**Exercise aim**
Take the records below and set them down exactly, so that every line matches the original.

• • • • • • •

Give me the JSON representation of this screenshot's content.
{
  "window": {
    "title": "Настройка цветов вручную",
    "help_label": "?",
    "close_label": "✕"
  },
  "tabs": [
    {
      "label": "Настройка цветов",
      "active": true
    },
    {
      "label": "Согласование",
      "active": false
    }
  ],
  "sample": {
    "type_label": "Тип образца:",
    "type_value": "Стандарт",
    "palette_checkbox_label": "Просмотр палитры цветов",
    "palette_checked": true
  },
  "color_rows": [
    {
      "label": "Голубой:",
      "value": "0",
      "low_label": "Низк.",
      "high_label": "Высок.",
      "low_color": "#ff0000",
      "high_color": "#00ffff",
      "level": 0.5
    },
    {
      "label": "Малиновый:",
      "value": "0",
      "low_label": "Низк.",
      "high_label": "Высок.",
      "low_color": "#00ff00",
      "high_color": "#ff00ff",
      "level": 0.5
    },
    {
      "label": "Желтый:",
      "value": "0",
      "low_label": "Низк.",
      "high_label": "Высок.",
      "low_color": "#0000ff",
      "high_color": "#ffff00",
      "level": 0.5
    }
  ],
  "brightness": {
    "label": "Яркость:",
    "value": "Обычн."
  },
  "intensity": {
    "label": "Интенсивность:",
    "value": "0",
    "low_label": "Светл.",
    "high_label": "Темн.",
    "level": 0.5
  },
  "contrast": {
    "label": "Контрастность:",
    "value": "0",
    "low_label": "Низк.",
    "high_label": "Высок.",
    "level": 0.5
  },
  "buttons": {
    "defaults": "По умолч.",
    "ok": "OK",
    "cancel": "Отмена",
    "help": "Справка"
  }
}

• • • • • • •

**Expected output**
Give me the JSON representation of this screenshot's content.
{
  "window": {
    "title": "Настройка цветов вручную",
    "help_label": "?",
    "close_label": "✕"
  },
  "tabs": [
    {
      "label": "Настройка цветов",
      "active": true
    },
    {
      "label": "Согласование",
      "active": false
    }
  ],
  "sample": {
    "type_label": "Тип образца:",
    "type_value": "Стандарт",
    "palette_checkbox_label": "Просмотр палитры цветов",
    "palette_checked": true
  },
  "color_rows": [
    {
      "label": "Голубой:",
      "value": "0",
      "low_label": "Низк.",
      "high_label": "Высок.",
      "low_color": "#ff0000",
      "high_color": "#00ffff",
      "level": 0.5
    },
    {
      "label": "Малиновый:",
      "value": "0",
      "low_label": "Низк.",
      "high_label": "Высок.",
      "low_color": "#00ff00",
      "high_color": "#ff00ff",
      "level": 0.5
    },
    {
      "label": "Желтый:",
      "value": "0",
      "low_label": "Низк.",
      "high_label": "Высок.",
      "low_color": "#0000ff",
      "high_color": "#ffff00",
      "level": 0.5
    }
  ],
  "brightness": {
    "label": "Яркость:",
    "value": "Обычн."
  },
  "intensity": {
    "label": "Интенсивность:",
    "value": "0",
    "low_label": "Светл.",
    "high_label": "Темн.",
    "level": 0.5
  },
  "contrast": {
    "label": "Контрастность:",
    "value": "0",
    "low_label": "Низк.",
    "high_label": "Высок.",
    "level": 0.5
  },
  "buttons": {
    "defaults": "По умолч.",
    "ok": "OK",
    "cancel": "Отмена",
    "help": "Справка"
  }
}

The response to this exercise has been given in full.